Read the listing below and copy out each line where the word "معنا" occurs.

[[ GIVEN RECORDS open ]]

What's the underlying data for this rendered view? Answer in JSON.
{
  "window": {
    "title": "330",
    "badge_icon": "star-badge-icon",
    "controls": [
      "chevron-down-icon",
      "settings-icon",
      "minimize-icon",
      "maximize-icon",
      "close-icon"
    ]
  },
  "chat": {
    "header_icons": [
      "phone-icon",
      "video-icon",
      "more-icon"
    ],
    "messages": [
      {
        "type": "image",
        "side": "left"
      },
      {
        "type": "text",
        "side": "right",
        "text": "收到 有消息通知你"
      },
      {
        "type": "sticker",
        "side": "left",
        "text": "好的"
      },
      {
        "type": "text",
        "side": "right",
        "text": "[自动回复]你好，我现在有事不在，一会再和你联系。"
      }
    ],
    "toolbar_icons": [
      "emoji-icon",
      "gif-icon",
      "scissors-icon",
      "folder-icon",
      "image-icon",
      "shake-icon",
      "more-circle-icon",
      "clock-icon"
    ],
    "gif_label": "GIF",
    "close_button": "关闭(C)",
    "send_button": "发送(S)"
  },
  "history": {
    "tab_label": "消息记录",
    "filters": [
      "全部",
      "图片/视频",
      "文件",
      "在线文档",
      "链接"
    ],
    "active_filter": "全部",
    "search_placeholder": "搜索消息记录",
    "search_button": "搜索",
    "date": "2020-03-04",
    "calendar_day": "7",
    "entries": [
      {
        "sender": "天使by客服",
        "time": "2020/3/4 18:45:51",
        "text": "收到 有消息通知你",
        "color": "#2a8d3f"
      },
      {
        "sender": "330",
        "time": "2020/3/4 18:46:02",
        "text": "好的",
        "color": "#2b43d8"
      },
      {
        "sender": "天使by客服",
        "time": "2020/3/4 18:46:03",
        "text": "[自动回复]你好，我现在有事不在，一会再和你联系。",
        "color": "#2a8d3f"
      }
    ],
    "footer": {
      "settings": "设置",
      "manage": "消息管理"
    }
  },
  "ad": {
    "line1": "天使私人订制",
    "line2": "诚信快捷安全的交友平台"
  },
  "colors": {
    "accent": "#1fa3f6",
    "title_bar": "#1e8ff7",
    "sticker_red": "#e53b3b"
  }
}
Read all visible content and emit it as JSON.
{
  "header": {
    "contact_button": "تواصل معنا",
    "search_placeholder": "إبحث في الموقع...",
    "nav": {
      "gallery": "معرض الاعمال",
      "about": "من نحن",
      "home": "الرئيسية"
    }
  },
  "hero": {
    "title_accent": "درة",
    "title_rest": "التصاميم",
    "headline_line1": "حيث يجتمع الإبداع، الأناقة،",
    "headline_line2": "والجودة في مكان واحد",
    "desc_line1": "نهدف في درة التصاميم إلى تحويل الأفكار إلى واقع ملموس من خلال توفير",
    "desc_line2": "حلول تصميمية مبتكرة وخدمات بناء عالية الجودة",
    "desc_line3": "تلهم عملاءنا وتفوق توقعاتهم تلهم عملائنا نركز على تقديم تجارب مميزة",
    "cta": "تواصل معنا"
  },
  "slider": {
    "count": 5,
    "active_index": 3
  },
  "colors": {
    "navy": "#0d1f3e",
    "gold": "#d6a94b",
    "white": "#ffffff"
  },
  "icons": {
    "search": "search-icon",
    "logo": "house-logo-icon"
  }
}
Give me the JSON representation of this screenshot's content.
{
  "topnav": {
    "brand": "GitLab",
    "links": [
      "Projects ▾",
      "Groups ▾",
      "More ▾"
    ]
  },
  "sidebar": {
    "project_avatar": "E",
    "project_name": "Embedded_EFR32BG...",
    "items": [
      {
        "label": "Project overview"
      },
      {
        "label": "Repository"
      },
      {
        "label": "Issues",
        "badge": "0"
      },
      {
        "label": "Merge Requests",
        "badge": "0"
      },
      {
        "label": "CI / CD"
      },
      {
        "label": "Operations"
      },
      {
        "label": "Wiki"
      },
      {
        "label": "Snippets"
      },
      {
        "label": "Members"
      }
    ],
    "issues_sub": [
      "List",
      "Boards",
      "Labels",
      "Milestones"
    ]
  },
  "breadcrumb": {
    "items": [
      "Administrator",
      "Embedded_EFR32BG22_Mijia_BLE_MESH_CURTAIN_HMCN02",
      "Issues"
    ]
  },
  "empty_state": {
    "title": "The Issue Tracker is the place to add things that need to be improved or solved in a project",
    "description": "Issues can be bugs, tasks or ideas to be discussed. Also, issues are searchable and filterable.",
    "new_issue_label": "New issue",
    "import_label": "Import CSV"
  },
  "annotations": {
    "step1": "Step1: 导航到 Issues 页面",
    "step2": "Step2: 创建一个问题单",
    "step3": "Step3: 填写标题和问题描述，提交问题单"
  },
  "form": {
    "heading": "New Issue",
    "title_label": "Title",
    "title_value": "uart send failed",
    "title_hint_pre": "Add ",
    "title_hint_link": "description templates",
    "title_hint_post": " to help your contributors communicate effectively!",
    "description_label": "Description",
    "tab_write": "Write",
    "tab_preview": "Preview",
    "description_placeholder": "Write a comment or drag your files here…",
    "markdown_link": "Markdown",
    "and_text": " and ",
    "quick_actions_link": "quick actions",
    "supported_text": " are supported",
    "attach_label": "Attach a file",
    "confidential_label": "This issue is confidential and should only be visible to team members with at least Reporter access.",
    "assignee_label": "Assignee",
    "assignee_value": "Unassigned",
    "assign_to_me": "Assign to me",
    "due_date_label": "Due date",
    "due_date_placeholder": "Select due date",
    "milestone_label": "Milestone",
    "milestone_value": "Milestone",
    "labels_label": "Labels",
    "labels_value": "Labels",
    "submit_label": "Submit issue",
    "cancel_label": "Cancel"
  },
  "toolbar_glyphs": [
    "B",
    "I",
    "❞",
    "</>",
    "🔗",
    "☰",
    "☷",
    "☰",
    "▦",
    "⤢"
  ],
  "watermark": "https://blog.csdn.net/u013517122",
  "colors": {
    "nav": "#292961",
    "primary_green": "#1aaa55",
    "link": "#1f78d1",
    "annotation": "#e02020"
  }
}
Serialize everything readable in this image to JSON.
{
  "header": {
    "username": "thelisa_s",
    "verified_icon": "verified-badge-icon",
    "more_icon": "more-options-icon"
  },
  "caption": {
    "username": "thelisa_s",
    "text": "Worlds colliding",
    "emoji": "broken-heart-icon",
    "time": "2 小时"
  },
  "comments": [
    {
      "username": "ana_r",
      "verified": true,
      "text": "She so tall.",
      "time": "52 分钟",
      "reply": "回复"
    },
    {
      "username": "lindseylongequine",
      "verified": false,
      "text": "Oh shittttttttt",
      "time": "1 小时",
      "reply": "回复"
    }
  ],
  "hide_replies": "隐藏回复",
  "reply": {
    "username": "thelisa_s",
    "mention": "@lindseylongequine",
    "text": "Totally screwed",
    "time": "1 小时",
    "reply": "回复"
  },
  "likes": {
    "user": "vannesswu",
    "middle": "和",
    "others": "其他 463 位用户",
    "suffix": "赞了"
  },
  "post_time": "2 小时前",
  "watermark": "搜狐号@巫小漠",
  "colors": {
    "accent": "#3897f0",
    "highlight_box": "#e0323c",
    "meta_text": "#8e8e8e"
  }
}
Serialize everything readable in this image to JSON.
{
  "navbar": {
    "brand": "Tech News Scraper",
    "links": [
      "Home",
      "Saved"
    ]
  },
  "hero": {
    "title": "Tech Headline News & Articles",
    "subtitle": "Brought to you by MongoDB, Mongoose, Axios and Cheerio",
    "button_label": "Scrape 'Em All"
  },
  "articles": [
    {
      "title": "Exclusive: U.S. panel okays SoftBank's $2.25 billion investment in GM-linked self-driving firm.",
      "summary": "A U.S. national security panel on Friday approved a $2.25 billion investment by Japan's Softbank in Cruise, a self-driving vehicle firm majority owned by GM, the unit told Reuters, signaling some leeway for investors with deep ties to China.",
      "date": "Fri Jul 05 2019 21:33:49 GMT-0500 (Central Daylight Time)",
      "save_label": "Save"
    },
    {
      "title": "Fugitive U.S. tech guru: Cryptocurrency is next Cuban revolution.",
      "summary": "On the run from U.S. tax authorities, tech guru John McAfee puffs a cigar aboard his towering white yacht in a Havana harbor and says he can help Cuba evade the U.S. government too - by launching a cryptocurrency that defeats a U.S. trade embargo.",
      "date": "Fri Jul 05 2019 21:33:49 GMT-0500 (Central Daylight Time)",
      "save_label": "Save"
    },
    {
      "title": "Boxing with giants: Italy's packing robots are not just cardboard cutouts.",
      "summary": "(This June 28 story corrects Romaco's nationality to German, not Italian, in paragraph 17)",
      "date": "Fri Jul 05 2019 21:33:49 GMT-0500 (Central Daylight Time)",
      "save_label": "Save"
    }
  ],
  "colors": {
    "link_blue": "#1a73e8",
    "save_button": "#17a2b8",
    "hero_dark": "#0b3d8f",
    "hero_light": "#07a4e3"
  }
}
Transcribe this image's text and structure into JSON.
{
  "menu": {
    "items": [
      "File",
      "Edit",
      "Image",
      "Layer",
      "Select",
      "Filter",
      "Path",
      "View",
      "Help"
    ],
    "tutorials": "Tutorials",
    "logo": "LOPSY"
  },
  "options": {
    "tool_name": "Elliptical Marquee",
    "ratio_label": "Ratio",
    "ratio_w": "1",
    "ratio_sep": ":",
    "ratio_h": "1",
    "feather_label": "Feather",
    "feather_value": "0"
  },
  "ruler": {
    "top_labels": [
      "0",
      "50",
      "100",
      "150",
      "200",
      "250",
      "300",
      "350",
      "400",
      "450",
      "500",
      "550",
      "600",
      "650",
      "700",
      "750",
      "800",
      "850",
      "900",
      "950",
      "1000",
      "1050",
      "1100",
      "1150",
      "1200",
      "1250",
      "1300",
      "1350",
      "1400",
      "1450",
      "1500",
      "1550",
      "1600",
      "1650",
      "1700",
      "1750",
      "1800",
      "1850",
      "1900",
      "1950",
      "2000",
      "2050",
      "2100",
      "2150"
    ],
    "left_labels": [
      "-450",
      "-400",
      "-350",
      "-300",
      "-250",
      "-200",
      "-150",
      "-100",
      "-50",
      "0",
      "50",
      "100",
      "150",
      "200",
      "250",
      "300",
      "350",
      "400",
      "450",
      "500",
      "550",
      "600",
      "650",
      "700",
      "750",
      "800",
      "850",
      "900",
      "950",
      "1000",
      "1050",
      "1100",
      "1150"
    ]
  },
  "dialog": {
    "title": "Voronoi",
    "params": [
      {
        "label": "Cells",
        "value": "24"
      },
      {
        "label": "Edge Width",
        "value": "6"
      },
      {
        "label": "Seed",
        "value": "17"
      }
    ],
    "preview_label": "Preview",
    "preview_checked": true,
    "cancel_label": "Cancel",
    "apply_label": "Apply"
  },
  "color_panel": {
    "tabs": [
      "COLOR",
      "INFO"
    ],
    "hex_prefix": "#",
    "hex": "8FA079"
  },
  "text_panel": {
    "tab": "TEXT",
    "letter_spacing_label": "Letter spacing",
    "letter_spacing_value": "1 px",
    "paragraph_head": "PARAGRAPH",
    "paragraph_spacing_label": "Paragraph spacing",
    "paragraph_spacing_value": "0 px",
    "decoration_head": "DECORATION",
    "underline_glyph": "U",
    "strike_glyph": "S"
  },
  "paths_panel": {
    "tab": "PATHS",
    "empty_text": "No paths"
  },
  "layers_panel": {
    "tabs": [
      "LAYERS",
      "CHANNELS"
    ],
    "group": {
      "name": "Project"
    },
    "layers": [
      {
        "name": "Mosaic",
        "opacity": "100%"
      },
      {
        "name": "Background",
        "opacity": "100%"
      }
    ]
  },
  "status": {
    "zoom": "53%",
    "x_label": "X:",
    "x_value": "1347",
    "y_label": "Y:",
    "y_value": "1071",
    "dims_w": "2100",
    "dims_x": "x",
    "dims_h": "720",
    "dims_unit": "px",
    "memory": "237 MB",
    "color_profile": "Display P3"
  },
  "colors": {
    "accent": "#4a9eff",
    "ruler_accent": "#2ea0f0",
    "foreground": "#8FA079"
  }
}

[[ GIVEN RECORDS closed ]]

▸ ANSWER SECTION
    "contact_button": "تواصل معنا",
    "cta": "تواصل معنا"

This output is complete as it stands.